programme are the most visible example of this approach, but similar adaptations are underway in the space science and Earth observation parts of the agency. There is a second, much less articulate, source of political support for the US space programme. This support comes from the general public, which in my view was conditioned by Apollo to expect excellence in space, and voices its displeasure when it gets a poor performance instead. The US public has almost run out of patience with NASA's past mistakes, but it is not ready to abandon space, and space exploration in particular. I believe that the general public would not accept a multi-billion dollar space programme without human spaceflight, and it is that judgement that convinces me that the space station will go forward. The station promises new experiences and multiple benefits; a programme of repetitive, short-duration shuttle flights holds much less promise.

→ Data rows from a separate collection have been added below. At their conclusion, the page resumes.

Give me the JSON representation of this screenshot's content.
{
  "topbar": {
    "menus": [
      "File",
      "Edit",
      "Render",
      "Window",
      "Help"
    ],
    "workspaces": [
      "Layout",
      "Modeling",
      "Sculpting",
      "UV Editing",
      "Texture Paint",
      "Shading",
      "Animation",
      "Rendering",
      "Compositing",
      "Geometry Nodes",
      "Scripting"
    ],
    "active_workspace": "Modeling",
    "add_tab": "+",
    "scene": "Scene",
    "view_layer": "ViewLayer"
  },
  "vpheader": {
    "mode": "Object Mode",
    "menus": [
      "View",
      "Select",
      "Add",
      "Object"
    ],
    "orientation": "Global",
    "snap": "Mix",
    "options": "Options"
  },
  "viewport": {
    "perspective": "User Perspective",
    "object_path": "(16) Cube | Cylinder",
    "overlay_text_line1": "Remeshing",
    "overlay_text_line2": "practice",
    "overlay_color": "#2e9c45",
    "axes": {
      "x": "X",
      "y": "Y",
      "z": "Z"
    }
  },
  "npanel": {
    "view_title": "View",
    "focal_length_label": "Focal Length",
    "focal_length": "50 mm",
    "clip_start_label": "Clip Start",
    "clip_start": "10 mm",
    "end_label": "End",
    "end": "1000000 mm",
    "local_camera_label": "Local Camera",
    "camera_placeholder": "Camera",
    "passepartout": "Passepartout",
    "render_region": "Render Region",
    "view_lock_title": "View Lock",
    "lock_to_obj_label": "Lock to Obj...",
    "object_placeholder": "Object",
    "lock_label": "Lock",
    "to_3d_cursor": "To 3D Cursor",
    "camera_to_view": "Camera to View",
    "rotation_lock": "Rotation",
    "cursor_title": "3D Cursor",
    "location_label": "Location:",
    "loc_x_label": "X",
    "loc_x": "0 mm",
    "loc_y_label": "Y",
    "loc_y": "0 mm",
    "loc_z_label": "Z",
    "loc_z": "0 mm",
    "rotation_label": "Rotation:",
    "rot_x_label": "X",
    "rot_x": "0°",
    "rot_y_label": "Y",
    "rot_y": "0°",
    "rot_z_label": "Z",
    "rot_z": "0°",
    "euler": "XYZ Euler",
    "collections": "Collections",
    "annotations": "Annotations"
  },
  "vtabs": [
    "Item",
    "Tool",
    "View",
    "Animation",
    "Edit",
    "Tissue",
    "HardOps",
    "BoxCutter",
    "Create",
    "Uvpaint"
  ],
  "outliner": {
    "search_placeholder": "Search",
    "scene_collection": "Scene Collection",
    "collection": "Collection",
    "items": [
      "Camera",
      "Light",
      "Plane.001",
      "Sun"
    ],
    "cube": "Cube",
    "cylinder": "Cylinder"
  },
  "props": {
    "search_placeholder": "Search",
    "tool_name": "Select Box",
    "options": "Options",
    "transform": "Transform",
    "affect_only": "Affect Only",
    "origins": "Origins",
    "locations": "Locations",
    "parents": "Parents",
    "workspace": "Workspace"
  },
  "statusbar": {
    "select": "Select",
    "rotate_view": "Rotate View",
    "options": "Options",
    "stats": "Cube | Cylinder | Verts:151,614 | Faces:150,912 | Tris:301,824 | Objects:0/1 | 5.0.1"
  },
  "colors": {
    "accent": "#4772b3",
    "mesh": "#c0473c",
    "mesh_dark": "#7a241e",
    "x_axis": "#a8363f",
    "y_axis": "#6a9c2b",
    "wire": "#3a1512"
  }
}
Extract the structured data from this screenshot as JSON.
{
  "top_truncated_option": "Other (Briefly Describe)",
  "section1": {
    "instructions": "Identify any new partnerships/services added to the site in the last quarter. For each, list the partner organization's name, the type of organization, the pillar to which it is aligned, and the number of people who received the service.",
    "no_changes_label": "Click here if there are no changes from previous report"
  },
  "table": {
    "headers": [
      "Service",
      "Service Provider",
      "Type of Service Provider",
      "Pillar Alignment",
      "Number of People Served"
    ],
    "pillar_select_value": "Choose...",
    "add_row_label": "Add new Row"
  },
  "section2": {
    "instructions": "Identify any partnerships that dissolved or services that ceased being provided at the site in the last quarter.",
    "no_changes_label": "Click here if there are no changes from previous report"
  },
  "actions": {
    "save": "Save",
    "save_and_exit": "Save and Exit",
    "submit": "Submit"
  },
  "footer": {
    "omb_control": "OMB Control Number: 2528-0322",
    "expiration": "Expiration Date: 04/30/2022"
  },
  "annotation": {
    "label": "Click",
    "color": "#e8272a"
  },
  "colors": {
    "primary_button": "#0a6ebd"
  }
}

But the space station is not an end in itself; it makes sense only as part of a long-range commitment to some day once again journey beyond Earth orbit. Making the station fully international, with its key partners the only two nations that now can put people in space, is eminently sensible, for future space exploration is certain to be carried out on a mulilateral basis. It is this belief in the political - almost cultural - support for continuing human spaceflight that leads me to think that there will be people working on the moon as we celebrate the fiftieth anniversary of Apollo. As The Economist notes, 'if the moon is settled, Tranquility Base will be its Plymouth Rock. '3 Perhaps that is a thought for the future which is most appropriate for this year's anniversary.
John Logsdon North American Editor
SPACE POLICY August 1994